**Information supplied:**
· · · ·

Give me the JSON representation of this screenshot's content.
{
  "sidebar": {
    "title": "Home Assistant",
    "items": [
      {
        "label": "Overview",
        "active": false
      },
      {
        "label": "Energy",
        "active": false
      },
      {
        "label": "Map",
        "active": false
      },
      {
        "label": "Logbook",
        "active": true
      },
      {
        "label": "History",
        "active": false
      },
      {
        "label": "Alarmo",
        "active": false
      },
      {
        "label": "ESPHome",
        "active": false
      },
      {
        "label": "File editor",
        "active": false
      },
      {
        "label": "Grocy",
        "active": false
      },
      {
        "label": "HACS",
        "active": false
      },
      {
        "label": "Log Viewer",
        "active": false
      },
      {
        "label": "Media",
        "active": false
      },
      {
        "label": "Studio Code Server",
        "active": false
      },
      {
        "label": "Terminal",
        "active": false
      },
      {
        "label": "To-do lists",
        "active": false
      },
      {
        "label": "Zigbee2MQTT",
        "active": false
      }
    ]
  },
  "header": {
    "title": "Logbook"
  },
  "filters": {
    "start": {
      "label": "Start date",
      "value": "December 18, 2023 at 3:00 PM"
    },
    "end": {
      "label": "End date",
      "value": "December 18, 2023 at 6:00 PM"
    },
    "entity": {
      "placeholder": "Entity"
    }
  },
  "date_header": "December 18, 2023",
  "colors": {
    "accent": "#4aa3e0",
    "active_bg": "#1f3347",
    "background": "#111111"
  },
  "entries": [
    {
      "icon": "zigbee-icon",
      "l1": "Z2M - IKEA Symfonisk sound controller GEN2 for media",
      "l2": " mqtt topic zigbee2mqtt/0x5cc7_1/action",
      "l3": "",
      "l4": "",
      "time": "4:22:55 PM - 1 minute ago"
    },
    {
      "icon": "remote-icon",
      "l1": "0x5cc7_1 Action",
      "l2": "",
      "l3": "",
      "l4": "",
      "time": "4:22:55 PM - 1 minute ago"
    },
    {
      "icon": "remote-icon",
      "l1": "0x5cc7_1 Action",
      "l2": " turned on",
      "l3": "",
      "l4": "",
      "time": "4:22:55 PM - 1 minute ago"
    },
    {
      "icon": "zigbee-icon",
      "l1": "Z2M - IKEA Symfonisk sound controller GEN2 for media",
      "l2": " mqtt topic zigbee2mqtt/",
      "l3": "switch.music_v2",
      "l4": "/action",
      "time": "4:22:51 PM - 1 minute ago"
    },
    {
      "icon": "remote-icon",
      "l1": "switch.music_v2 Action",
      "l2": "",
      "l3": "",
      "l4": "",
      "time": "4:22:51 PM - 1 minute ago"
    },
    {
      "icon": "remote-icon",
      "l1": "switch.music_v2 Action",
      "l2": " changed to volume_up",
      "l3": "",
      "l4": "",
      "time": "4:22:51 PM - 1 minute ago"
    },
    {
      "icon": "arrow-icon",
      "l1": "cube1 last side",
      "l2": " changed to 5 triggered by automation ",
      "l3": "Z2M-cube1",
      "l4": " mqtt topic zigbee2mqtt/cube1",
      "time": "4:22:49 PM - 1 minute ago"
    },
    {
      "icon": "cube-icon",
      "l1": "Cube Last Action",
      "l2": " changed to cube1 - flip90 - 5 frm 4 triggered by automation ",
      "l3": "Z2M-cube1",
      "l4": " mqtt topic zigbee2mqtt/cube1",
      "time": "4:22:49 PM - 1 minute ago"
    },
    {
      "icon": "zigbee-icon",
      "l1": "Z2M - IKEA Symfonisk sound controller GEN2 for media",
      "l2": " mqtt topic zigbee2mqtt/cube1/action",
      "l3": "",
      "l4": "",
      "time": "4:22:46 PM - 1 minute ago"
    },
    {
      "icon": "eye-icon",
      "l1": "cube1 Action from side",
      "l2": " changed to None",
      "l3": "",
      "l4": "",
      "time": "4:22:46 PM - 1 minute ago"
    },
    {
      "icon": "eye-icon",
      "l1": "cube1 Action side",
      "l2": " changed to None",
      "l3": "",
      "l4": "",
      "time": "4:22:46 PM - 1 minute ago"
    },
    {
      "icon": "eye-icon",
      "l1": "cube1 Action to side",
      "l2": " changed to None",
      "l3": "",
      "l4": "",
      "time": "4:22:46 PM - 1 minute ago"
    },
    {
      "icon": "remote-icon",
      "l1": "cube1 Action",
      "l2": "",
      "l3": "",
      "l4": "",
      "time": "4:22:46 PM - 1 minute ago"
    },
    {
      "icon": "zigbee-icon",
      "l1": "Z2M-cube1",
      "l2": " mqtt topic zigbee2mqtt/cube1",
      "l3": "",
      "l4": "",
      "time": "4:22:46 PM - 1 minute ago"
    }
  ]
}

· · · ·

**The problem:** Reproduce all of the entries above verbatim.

**Solution:**
Give me the JSON representation of this screenshot's content.
{
  "sidebar": {
    "title": "Home Assistant",
    "items": [
      {
        "label": "Overview",
        "active": false
      },
      {
        "label": "Energy",
        "active": false
      },
      {
        "label": "Map",
        "active": false
      },
      {
        "label": "Logbook",
        "active": true
      },
      {
        "label": "History",
        "active": false
      },
      {
        "label": "Alarmo",
        "active": false
      },
      {
        "label": "ESPHome",
        "active": false
      },
      {
        "label": "File editor",
        "active": false
      },
      {
        "label": "Grocy",
        "active": false
      },
      {
        "label": "HACS",
        "active": false
      },
      {
        "label": "Log Viewer",
        "active": false
      },
      {
        "label": "Media",
        "active": false
      },
      {
        "label": "Studio Code Server",
        "active": false
      },
      {
        "label": "Terminal",
        "active": false
      },
      {
        "label": "To-do lists",
        "active": false
      },
      {
        "label": "Zigbee2MQTT",
        "active": false
      }
    ]
  },
  "header": {
    "title": "Logbook"
  },
  "filters": {
    "start": {
      "label": "Start date",
      "value": "December 18, 2023 at 3:00 PM"
    },
    "end": {
      "label": "End date",
      "value": "December 18, 2023 at 6:00 PM"
    },
    "entity": {
      "placeholder": "Entity"
    }
  },
  "date_header": "December 18, 2023",
  "colors": {
    "accent": "#4aa3e0",
    "active_bg": "#1f3347",
    "background": "#111111"
  },
  "entries": [
    {
      "icon": "zigbee-icon",
      "l1": "Z2M - IKEA Symfonisk sound controller GEN2 for media",
      "l2": " mqtt topic zigbee2mqtt/0x5cc7_1/action",
      "l3": "",
      "l4": "",
      "time": "4:22:55 PM - 1 minute ago"
    },
    {
      "icon": "remote-icon",
      "l1": "0x5cc7_1 Action",
      "l2": "",
      "l3": "",
      "l4": "",
      "time": "4:22:55 PM - 1 minute ago"
    },
    {
      "icon": "remote-icon",
      "l1": "0x5cc7_1 Action",
      "l2": " turned on",
      "l3": "",
      "l4": "",
      "time": "4:22:55 PM - 1 minute ago"
    },
    {
      "icon": "zigbee-icon",
      "l1": "Z2M - IKEA Symfonisk sound controller GEN2 for media",
      "l2": " mqtt topic zigbee2mqtt/",
      "l3": "switch.music_v2",
      "l4": "/action",
      "time": "4:22:51 PM - 1 minute ago"
    },
    {
      "icon": "remote-icon",
      "l1": "switch.music_v2 Action",
      "l2": "",
      "l3": "",
      "l4": "",
      "time": "4:22:51 PM - 1 minute ago"
    },
    {
      "icon": "remote-icon",
      "l1": "switch.music_v2 Action",
      "l2": " changed to volume_up",
      "l3": "",
      "l4": "",
      "time": "4:22:51 PM - 1 minute ago"
    },
    {
      "icon": "arrow-icon",
      "l1": "cube1 last side",
      "l2": " changed to 5 triggered by automation ",
      "l3": "Z2M-cube1",
      "l4": " mqtt topic zigbee2mqtt/cube1",
      "time": "4:22:49 PM - 1 minute ago"
    },
    {
      "icon": "cube-icon",
      "l1": "Cube Last Action",
      "l2": " changed to cube1 - flip90 - 5 frm 4 triggered by automation ",
      "l3": "Z2M-cube1",
      "l4": " mqtt topic zigbee2mqtt/cube1",
      "time": "4:22:49 PM - 1 minute ago"
    },
    {
      "icon": "zigbee-icon",
      "l1": "Z2M - IKEA Symfonisk sound controller GEN2 for media",
      "l2": " mqtt topic zigbee2mqtt/cube1/action",
      "l3": "",
      "l4": "",
      "time": "4:22:46 PM - 1 minute ago"
    },
    {
      "icon": "eye-icon",
      "l1": "cube1 Action from side",
      "l2": " changed to None",
      "l3": "",
      "l4": "",
      "time": "4:22:46 PM - 1 minute ago"
    },
    {
      "icon": "eye-icon",
      "l1": "cube1 Action side",
      "l2": " changed to None",
      "l3": "",
      "l4": "",
      "time": "4:22:46 PM - 1 minute ago"
    },
    {
      "icon": "eye-icon",
      "l1": "cube1 Action to side",
      "l2": " changed to None",
      "l3": "",
      "l4": "",
      "time": "4:22:46 PM - 1 minute ago"
    },
    {
      "icon": "remote-icon",
      "l1": "cube1 Action",
      "l2": "",
      "l3": "",
      "l4": "",
      "time": "4:22:46 PM - 1 minute ago"
    },
    {
      "icon": "zigbee-icon",
      "l1": "Z2M-cube1",
      "l2": " mqtt topic zigbee2mqtt/cube1",
      "l3": "",
      "l4": "",
      "time": "4:22:46 PM - 1 minute ago"
    }
  ]
}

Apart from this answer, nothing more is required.